● **Directions**: This exercise calls for every record to be set down again, exactly and in full.

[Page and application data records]
- - - -

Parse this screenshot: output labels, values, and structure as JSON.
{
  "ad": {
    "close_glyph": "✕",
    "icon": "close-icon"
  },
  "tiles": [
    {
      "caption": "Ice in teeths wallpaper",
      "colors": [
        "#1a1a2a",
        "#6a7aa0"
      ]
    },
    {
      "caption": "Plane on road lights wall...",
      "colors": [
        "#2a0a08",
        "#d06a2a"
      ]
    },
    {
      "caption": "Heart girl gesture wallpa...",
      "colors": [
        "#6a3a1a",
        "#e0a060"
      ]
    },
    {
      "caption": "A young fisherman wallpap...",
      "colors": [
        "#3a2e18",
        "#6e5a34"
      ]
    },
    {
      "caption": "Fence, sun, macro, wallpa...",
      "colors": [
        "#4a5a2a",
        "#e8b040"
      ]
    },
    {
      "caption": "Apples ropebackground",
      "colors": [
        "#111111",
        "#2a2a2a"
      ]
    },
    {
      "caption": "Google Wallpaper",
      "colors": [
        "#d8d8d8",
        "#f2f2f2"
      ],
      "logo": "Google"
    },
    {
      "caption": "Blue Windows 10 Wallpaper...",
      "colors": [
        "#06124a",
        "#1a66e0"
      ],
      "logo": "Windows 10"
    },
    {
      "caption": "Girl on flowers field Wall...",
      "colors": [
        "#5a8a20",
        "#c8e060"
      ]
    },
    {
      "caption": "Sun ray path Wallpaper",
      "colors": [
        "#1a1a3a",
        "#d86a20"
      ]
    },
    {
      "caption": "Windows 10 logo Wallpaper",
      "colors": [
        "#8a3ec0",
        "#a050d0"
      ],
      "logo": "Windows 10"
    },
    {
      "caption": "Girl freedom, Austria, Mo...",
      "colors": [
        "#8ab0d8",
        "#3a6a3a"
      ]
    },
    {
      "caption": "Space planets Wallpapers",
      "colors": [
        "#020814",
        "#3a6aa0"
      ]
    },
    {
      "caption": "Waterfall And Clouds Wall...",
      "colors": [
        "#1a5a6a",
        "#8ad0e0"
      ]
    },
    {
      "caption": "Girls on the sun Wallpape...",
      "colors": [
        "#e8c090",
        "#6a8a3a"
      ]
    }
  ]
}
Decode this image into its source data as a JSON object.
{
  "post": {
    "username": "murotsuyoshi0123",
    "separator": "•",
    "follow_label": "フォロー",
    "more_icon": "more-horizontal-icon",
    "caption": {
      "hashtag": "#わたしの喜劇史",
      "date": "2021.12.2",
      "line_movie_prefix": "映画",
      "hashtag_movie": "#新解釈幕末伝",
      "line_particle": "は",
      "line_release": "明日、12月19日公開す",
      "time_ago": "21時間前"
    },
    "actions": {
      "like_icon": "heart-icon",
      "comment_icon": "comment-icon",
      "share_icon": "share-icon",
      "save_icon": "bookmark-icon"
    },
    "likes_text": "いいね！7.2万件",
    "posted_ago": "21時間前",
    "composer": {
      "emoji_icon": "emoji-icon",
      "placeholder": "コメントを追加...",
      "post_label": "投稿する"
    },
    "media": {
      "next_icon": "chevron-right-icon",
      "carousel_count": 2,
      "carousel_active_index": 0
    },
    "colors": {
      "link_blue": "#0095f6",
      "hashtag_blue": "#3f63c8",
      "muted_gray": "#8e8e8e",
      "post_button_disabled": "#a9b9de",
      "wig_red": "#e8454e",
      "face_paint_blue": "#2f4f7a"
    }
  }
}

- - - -

● **Response area**:
Parse this screenshot: output labels, values, and structure as JSON.
{
  "ad": {
    "close_glyph": "✕",
    "icon": "close-icon"
  },
  "tiles": [
    {
      "caption": "Ice in teeths wallpaper",
      "colors": [
        "#1a1a2a",
        "#6a7aa0"
      ]
    },
    {
      "caption": "Plane on road lights wall...",
      "colors": [
        "#2a0a08",
        "#d06a2a"
      ]
    },
    {
      "caption": "Heart girl gesture wallpa...",
      "colors": [
        "#6a3a1a",
        "#e0a060"
      ]
    },
    {
      "caption": "A young fisherman wallpap...",
      "colors": [
        "#3a2e18",
        "#6e5a34"
      ]
    },
    {
      "caption": "Fence, sun, macro, wallpa...",
      "colors": [
        "#4a5a2a",
        "#e8b040"
      ]
    },
    {
      "caption": "Apples ropebackground",
      "colors": [
        "#111111",
        "#2a2a2a"
      ]
    },
    {
      "caption": "Google Wallpaper",
      "colors": [
        "#d8d8d8",
        "#f2f2f2"
      ],
      "logo": "Google"
    },
    {
      "caption": "Blue Windows 10 Wallpaper...",
      "colors": [
        "#06124a",
        "#1a66e0"
      ],
      "logo": "Windows 10"
    },
    {
      "caption": "Girl on flowers field Wall...",
      "colors": [
        "#5a8a20",
        "#c8e060"
      ]
    },
    {
      "caption": "Sun ray path Wallpaper",
      "colors": [
        "#1a1a3a",
        "#d86a20"
      ]
    },
    {
      "caption": "Windows 10 logo Wallpaper",
      "colors": [
        "#8a3ec0",
        "#a050d0"
      ],
      "logo": "Windows 10"
    },
    {
      "caption": "Girl freedom, Austria, Mo...",
      "colors": [
        "#8ab0d8",
        "#3a6a3a"
      ]
    },
    {
      "caption": "Space planets Wallpapers",
      "colors": [
        "#020814",
        "#3a6aa0"
      ]
    },
    {
      "caption": "Waterfall And Clouds Wall...",
      "colors": [
        "#1a5a6a",
        "#8ad0e0"
      ]
    },
    {
      "caption": "Girls on the sun Wallpape...",
      "colors": [
        "#e8c090",
        "#6a8a3a"
      ]
    }
  ]
}
Decode this image into its source data as a JSON object.
{
  "post": {
    "username": "murotsuyoshi0123",
    "separator": "•",
    "follow_label": "フォロー",
    "more_icon": "more-horizontal-icon",
    "caption": {
      "hashtag": "#わたしの喜劇史",
      "date": "2021.12.2",
      "line_movie_prefix": "映画",
      "hashtag_movie": "#新解釈幕末伝",
      "line_particle": "は",
      "line_release": "明日、12月19日公開す",
      "time_ago": "21時間前"
    },
    "actions": {
      "like_icon": "heart-icon",
      "comment_icon": "comment-icon",
      "share_icon": "share-icon",
      "save_icon": "bookmark-icon"
    },
    "likes_text": "いいね！7.2万件",
    "posted_ago": "21時間前",
    "composer": {
      "emoji_icon": "emoji-icon",
      "placeholder": "コメントを追加...",
      "post_label": "投稿する"
    },
    "media": {
      "next_icon": "chevron-right-icon",
      "carousel_count": 2,
      "carousel_active_index": 0
    },
    "colors": {
      "link_blue": "#0095f6",
      "hashtag_blue": "#3f63c8",
      "muted_gray": "#8e8e8e",
      "post_button_disabled": "#a9b9de",
      "wig_red": "#e8454e",
      "face_paint_blue": "#2f4f7a"
    }
  }
}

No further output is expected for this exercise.